> Problem requirements
Output each entry verbatim and exclude every picture from it.

Extracted data entries
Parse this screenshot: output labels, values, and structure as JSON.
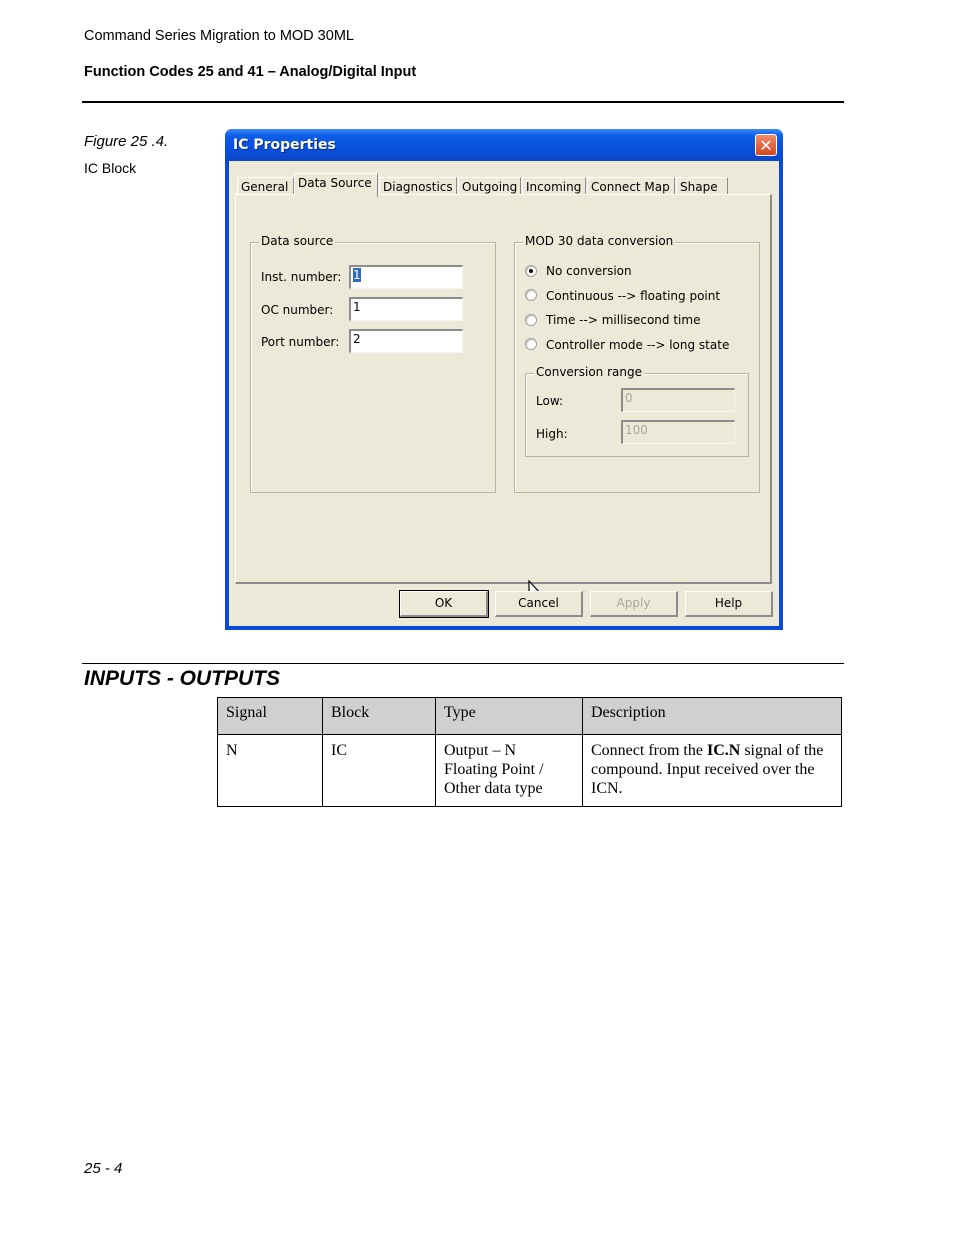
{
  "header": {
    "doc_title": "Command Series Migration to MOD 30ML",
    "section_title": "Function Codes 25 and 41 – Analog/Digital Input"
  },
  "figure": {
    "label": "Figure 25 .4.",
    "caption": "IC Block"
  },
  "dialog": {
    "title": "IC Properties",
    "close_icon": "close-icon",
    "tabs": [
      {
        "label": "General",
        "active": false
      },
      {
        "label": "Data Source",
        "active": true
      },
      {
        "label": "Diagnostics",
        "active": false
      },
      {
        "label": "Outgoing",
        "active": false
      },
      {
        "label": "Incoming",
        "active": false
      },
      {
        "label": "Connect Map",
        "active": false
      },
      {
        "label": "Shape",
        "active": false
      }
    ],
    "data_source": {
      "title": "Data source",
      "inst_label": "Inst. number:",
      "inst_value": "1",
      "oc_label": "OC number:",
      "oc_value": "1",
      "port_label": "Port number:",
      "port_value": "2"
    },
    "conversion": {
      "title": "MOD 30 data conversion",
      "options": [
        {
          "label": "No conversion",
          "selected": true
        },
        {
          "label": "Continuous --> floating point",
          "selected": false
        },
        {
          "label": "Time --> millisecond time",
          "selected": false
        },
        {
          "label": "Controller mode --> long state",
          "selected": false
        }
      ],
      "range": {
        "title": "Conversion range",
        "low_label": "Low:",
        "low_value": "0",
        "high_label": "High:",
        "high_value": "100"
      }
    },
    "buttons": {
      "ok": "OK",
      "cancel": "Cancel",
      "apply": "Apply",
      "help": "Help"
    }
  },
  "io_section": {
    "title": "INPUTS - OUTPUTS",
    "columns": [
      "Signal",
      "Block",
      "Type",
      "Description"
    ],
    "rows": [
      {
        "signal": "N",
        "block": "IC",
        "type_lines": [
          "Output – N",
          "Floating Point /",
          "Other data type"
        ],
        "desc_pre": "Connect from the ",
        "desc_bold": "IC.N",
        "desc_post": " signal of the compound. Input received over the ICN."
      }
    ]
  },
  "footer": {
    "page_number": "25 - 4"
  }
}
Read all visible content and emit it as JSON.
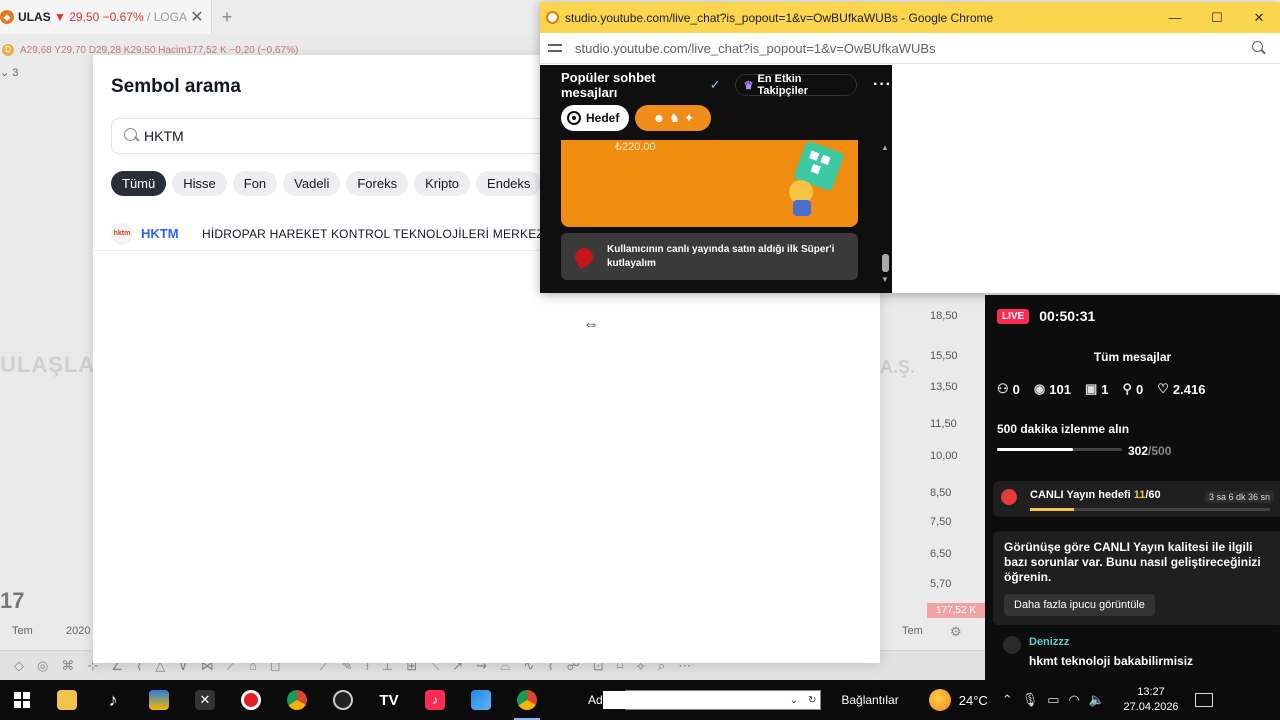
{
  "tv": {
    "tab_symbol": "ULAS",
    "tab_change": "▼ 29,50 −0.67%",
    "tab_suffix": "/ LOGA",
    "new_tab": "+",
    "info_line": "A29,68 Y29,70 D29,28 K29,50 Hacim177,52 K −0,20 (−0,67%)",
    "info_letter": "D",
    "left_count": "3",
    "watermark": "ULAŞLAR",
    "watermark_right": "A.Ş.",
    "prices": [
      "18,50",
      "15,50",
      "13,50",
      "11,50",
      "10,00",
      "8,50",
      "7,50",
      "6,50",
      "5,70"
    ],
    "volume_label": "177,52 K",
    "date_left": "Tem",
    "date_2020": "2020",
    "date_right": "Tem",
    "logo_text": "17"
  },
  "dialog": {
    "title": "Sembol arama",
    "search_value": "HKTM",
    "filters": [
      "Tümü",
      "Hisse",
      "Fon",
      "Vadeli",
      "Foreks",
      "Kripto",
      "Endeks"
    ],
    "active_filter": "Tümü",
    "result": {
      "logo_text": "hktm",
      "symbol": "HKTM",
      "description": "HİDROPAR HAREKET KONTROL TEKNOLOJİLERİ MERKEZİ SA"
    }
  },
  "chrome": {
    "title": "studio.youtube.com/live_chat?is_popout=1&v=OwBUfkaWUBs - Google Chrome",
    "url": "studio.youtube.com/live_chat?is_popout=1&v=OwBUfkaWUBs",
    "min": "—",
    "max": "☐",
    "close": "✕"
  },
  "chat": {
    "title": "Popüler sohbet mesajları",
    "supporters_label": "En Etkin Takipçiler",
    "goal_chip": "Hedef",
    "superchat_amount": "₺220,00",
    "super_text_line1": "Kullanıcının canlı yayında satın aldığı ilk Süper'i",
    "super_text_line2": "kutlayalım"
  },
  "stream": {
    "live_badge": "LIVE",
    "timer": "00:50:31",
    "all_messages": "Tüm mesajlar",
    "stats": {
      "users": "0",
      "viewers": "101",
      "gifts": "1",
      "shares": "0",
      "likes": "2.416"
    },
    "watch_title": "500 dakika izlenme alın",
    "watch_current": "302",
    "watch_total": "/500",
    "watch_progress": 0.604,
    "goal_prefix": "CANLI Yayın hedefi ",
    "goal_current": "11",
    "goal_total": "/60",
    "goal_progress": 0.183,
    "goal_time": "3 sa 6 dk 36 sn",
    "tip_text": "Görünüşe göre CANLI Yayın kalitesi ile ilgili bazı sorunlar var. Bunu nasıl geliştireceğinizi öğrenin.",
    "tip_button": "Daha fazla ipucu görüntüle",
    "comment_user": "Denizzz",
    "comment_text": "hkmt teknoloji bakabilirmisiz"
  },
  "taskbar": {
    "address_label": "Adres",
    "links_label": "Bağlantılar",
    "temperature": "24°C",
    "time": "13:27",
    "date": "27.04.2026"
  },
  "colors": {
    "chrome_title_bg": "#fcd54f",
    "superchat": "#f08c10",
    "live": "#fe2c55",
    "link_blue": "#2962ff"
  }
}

> Exercise solution
Parse this screenshot: output labels, values, and structure as JSON.
{
  "header": {
    "doc_title": "Command Series Migration to MOD 30ML",
    "section_title": "Function Codes 25 and 41 – Analog/Digital Input"
  },
  "figure": {
    "label": "Figure 25 .4.",
    "caption": "IC Block"
  },
  "dialog": {
    "title": "IC Properties",
    "close_icon": "close-icon",
    "tabs": [
      {
        "label": "General",
        "active": false
      },
      {
        "label": "Data Source",
        "active": true
      },
      {
        "label": "Diagnostics",
        "active": false
      },
      {
        "label": "Outgoing",
        "active": false
      },
      {
        "label": "Incoming",
        "active": false
      },
      {
        "label": "Connect Map",
        "active": false
      },
      {
        "label": "Shape",
        "active": false
      }
    ],
    "data_source": {
      "title": "Data source",
      "inst_label": "Inst. number:",
      "inst_value": "1",
      "oc_label": "OC number:",
      "oc_value": "1",
      "port_label": "Port number:",
      "port_value": "2"
    },
    "conversion": {
      "title": "MOD 30 data conversion",
      "options": [
        {
          "label": "No conversion",
          "selected": true
        },
        {
          "label": "Continuous --> floating point",
          "selected": false
        },
        {
          "label": "Time --> millisecond time",
          "selected": false
        },
        {
          "label": "Controller mode --> long state",
          "selected": false
        }
      ],
      "range": {
        "title": "Conversion range",
        "low_label": "Low:",
        "low_value": "0",
        "high_label": "High:",
        "high_value": "100"
      }
    },
    "buttons": {
      "ok": "OK",
      "cancel": "Cancel",
      "apply": "Apply",
      "help": "Help"
    }
  },
  "io_section": {
    "title": "INPUTS - OUTPUTS",
    "columns": [
      "Signal",
      "Block",
      "Type",
      "Description"
    ],
    "rows": [
      {
        "signal": "N",
        "block": "IC",
        "type_lines": [
          "Output – N",
          "Floating Point /",
          "Other data type"
        ],
        "desc_pre": "Connect from the ",
        "desc_bold": "IC.N",
        "desc_post": " signal of the compound. Input received over the ICN."
      }
    ]
  },
  "footer": {
    "page_number": "25 - 4"
  }
}
Read all visible content and emit it as JSON.
{
  "tv": {
    "tab_symbol": "ULAS",
    "tab_change": "▼ 29,50 −0.67%",
    "tab_suffix": "/ LOGA",
    "new_tab": "+",
    "info_line": "A29,68 Y29,70 D29,28 K29,50 Hacim177,52 K −0,20 (−0,67%)",
    "info_letter": "D",
    "left_count": "3",
    "watermark": "ULAŞLAR",
    "watermark_right": "A.Ş.",
    "prices": [
      "18,50",
      "15,50",
      "13,50",
      "11,50",
      "10,00",
      "8,50",
      "7,50",
      "6,50",
      "5,70"
    ],
    "volume_label": "177,52 K",
    "date_left": "Tem",
    "date_2020": "2020",
    "date_right": "Tem",
    "logo_text": "17"
  },
  "dialog": {
    "title": "Sembol arama",
    "search_value": "HKTM",
    "filters": [
      "Tümü",
      "Hisse",
      "Fon",
      "Vadeli",
      "Foreks",
      "Kripto",
      "Endeks"
    ],
    "active_filter": "Tümü",
    "result": {
      "logo_text": "hktm",
      "symbol": "HKTM",
      "description": "HİDROPAR HAREKET KONTROL TEKNOLOJİLERİ MERKEZİ SA"
    }
  },
  "chrome": {
    "title": "studio.youtube.com/live_chat?is_popout=1&v=OwBUfkaWUBs - Google Chrome",
    "url": "studio.youtube.com/live_chat?is_popout=1&v=OwBUfkaWUBs",
    "min": "—",
    "max": "☐",
    "close": "✕"
  },
  "chat": {
    "title": "Popüler sohbet mesajları",
    "supporters_label": "En Etkin Takipçiler",
    "goal_chip": "Hedef",
    "superchat_amount": "₺220,00",
    "super_text_line1": "Kullanıcının canlı yayında satın aldığı ilk Süper'i",
    "super_text_line2": "kutlayalım"
  },
  "stream": {
    "live_badge": "LIVE",
    "timer": "00:50:31",
    "all_messages": "Tüm mesajlar",
    "stats": {
      "users": "0",
      "viewers": "101",
      "gifts": "1",
      "shares": "0",
      "likes": "2.416"
    },
    "watch_title": "500 dakika izlenme alın",
    "watch_current": "302",
    "watch_total": "/500",
    "watch_progress": 0.604,
    "goal_prefix": "CANLI Yayın hedefi ",
    "goal_current": "11",
    "goal_total": "/60",
    "goal_progress": 0.183,
    "goal_time": "3 sa 6 dk 36 sn",
    "tip_text": "Görünüşe göre CANLI Yayın kalitesi ile ilgili bazı sorunlar var. Bunu nasıl geliştireceğinizi öğrenin.",
    "tip_button": "Daha fazla ipucu görüntüle",
    "comment_user": "Denizzz",
    "comment_text": "hkmt teknoloji bakabilirmisiz"
  },
  "taskbar": {
    "address_label": "Adres",
    "links_label": "Bağlantılar",
    "temperature": "24°C",
    "time": "13:27",
    "date": "27.04.2026"
  },
  "colors": {
    "chrome_title_bg": "#fcd54f",
    "superchat": "#f08c10",
    "live": "#fe2c55",
    "link_blue": "#2962ff"
  }
}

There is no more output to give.